Robert Cotton, Sir; James Howell
|Notes:||Dedication signed: James Howell.
Consists of 16 pieces, each (except the first) having special t.p.
"The life and raign of Henry the Third," listed in the contents, is replaced by "The danger wherin this kingdome now standeth."
Numerous errors in pagination.
Page  blank.
|Description:||, 351,  p. ; 18 cm. (8vo)|
|Contents:||A relation of proceedings against Ambassadors who have miscarried themselves, &c. --
That the Kings of England have been pleased usually to consult with their Peers in the Great Councel, and Commons in Parliament, of marriage, peace, and war --

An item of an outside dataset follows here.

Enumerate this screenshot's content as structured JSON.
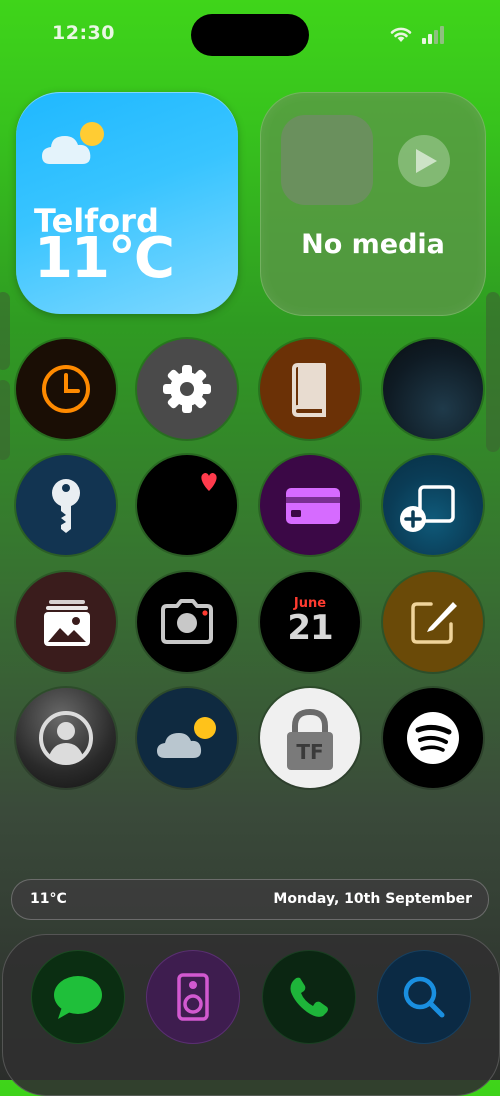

That the soveraigns person is required in the Great Councells, or Assemblies of the state, as well as at the consultations and conclusions --
A discourse of the lawfullnes of combats, to be performed in the presence of the King, or the Constable and Marshall of England --
A breif abstract of the question of precedencie between England and Spaine --
A remonstrance of the treaties of amity and marriage before time, and of late, of the House of Austria and Spain, with the Kings of England, to advance themselves to the monarchy of Europe --
Twenty four arguments, whether it be more expedient to suppress popish practices against the due allegiance of His Majesty by the strict executions touching Jesuits and seminary priests, or, to restrain them to close prisons, during life, if no reformation follow --
The manner and means how the Kings of England have from time to time supported and repaired their estates --
An answer to certain arguments raised from supposed antiquity, and urged by some members of the lower House of Parliament, to prove that ecclesiastical laws ought to be enacted by temporal men --
The argument made by the command of the House of Commons (out of the Acts of Parliament, and authority of law expounding the same) at a conference with the Lords concerning the libertie of the person of every freeman --
A speech delivered in the lower House of Parliament assembled at Oxford in the first year of the reign of King Charles I --
A speech made by Sir Rob. Cotton ... at the Councel Table, being thither called to deliver his opinion touching the alteration of coyne --
The danger wherein this kingdome now standeth, and the remedy --
Valour anatomized in a fancie, by Sir Philip Sidney --
Sir Francis Walsingham's Anatomizing of honesty, ambition, and fortitude --
A brief discourse concerning the power of the Peeres and Commons of Parliament, in point of judicature.
|Responsibility:||By J.H., Esq.|